» **SOURCE DATA**:
—————

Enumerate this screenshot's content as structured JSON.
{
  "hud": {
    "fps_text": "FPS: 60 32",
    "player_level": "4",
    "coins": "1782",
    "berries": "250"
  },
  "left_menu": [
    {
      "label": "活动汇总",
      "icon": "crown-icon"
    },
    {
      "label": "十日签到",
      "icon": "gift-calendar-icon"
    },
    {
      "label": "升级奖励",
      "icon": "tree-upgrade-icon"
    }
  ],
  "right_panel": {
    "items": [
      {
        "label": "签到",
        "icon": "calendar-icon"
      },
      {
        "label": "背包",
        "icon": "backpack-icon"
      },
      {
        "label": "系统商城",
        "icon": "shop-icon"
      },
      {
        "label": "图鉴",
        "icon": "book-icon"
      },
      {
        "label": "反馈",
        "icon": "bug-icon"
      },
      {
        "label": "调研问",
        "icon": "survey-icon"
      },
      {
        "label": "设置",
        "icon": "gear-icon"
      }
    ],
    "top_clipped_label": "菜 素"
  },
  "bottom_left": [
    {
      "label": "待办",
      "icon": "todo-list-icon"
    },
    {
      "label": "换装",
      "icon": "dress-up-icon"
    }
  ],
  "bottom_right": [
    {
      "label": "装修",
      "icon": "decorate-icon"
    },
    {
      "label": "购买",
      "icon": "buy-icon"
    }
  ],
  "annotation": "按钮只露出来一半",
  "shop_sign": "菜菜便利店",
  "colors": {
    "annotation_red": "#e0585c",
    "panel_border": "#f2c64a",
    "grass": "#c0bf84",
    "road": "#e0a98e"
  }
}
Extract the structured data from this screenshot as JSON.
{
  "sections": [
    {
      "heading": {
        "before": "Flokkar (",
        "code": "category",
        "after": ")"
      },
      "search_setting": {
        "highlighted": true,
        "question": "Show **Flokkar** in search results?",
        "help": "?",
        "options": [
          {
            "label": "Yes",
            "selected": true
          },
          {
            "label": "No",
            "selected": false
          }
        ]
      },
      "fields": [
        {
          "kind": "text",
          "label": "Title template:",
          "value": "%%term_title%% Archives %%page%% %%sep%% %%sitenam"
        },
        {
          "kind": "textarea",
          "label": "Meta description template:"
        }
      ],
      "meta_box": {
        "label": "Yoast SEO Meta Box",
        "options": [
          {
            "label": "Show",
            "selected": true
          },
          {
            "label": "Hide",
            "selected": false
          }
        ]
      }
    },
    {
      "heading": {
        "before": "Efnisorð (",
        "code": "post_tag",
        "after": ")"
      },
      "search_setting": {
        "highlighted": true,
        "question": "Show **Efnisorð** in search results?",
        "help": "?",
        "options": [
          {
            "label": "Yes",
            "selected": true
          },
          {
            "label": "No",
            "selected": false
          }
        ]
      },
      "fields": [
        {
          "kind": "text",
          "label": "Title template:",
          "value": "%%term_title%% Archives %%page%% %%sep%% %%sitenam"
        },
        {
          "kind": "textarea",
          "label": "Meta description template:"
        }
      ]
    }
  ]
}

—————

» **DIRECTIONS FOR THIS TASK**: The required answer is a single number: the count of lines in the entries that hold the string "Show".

» **EXERCISE SOLUTION**: 3